DATA SECTION: Begin

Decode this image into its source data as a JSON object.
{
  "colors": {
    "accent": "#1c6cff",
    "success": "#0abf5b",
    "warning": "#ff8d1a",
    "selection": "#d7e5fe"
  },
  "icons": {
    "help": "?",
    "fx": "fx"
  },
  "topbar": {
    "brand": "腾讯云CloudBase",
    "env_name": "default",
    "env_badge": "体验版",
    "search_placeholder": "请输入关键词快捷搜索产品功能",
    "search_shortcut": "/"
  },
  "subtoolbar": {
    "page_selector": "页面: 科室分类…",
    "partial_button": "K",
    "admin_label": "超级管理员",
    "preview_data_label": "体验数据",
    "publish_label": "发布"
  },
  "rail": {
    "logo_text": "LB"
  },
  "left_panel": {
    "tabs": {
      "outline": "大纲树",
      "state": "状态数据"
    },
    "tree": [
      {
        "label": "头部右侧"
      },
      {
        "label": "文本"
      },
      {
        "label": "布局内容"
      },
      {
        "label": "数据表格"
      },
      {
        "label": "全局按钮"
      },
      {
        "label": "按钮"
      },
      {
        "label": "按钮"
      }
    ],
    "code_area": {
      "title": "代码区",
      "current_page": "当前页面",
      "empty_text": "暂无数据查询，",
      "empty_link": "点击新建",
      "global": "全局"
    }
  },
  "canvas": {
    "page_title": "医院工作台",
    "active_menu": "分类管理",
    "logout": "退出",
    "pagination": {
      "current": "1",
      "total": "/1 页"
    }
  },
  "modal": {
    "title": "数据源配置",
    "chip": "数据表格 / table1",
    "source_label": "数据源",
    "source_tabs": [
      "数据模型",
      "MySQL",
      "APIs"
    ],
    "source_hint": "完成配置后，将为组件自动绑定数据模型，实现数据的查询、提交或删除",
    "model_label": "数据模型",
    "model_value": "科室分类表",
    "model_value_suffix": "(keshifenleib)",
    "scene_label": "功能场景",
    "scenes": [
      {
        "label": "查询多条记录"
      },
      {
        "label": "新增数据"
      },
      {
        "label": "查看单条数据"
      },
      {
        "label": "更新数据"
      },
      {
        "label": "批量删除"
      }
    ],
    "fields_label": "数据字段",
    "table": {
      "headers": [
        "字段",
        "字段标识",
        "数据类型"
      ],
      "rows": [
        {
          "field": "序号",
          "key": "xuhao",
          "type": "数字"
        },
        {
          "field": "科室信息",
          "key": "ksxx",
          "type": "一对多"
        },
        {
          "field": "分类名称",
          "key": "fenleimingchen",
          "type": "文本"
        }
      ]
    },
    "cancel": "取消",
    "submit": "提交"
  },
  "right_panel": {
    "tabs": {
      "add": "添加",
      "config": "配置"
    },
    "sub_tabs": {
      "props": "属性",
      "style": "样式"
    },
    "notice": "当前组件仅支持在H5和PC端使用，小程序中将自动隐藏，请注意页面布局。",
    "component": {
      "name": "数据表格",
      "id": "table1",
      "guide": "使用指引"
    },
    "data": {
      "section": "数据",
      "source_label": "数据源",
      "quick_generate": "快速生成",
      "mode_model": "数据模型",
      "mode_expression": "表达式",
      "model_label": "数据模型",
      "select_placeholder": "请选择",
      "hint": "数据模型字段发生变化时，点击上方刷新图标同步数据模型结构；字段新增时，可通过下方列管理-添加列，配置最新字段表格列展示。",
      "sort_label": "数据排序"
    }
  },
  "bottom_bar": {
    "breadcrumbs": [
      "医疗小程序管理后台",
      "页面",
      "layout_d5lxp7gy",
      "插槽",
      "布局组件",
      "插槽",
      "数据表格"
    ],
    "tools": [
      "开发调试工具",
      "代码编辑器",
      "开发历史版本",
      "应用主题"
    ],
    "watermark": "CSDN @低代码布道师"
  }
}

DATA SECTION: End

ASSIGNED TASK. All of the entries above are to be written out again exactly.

RESPONSE FOR THIS EXERCISE.
Decode this image into its source data as a JSON object.
{
  "colors": {
    "accent": "#1c6cff",
    "success": "#0abf5b",
    "warning": "#ff8d1a",
    "selection": "#d7e5fe"
  },
  "icons": {
    "help": "?",
    "fx": "fx"
  },
  "topbar": {
    "brand": "腾讯云CloudBase",
    "env_name": "default",
    "env_badge": "体验版",
    "search_placeholder": "请输入关键词快捷搜索产品功能",
    "search_shortcut": "/"
  },
  "subtoolbar": {
    "page_selector": "页面: 科室分类…",
    "partial_button": "K",
    "admin_label": "超级管理员",
    "preview_data_label": "体验数据",
    "publish_label": "发布"
  },
  "rail": {
    "logo_text": "LB"
  },
  "left_panel": {
    "tabs": {
      "outline": "大纲树",
      "state": "状态数据"
    },
    "tree": [
      {
        "label": "头部右侧"
      },
      {
        "label": "文本"
      },
      {
        "label": "布局内容"
      },
      {
        "label": "数据表格"
      },
      {
        "label": "全局按钮"
      },
      {
        "label": "按钮"
      },
      {
        "label": "按钮"
      }
    ],
    "code_area": {
      "title": "代码区",
      "current_page": "当前页面",
      "empty_text": "暂无数据查询，",
      "empty_link": "点击新建",
      "global": "全局"
    }
  },
  "canvas": {
    "page_title": "医院工作台",
    "active_menu": "分类管理",
    "logout": "退出",
    "pagination": {
      "current": "1",
      "total": "/1 页"
    }
  },
  "modal": {
    "title": "数据源配置",
    "chip": "数据表格 / table1",
    "source_label": "数据源",
    "source_tabs": [
      "数据模型",
      "MySQL",
      "APIs"
    ],
    "source_hint": "完成配置后，将为组件自动绑定数据模型，实现数据的查询、提交或删除",
    "model_label": "数据模型",
    "model_value": "科室分类表",
    "model_value_suffix": "(keshifenleib)",
    "scene_label": "功能场景",
    "scenes": [
      {
        "label": "查询多条记录"
      },
      {
        "label": "新增数据"
      },
      {
        "label": "查看单条数据"
      },
      {
        "label": "更新数据"
      },
      {
        "label": "批量删除"
      }
    ],
    "fields_label": "数据字段",
    "table": {
      "headers": [
        "字段",
        "字段标识",
        "数据类型"
      ],
      "rows": [
        {
          "field": "序号",
          "key": "xuhao",
          "type": "数字"
        },
        {
          "field": "科室信息",
          "key": "ksxx",
          "type": "一对多"
        },
        {
          "field": "分类名称",
          "key": "fenleimingchen",
          "type": "文本"
        }
      ]
    },
    "cancel": "取消",
    "submit": "提交"
  },
  "right_panel": {
    "tabs": {
      "add": "添加",
      "config": "配置"
    },
    "sub_tabs": {
      "props": "属性",
      "style": "样式"
    },
    "notice": "当前组件仅支持在H5和PC端使用，小程序中将自动隐藏，请注意页面布局。",
    "component": {
      "name": "数据表格",
      "id": "table1",
      "guide": "使用指引"
    },
    "data": {
      "section": "数据",
      "source_label": "数据源",
      "quick_generate": "快速生成",
      "mode_model": "数据模型",
      "mode_expression": "表达式",
      "model_label": "数据模型",
      "select_placeholder": "请选择",
      "hint": "数据模型字段发生变化时，点击上方刷新图标同步数据模型结构；字段新增时，可通过下方列管理-添加列，配置最新字段表格列展示。",
      "sort_label": "数据排序"
    }
  },
  "bottom_bar": {
    "breadcrumbs": [
      "医疗小程序管理后台",
      "页面",
      "layout_d5lxp7gy",
      "插槽",
      "布局组件",
      "插槽",
      "数据表格"
    ],
    "tools": [
      "开发调试工具",
      "代码编辑器",
      "开发历史版本",
      "应用主题"
    ],
    "watermark": "CSDN @低代码布道师"
  }
}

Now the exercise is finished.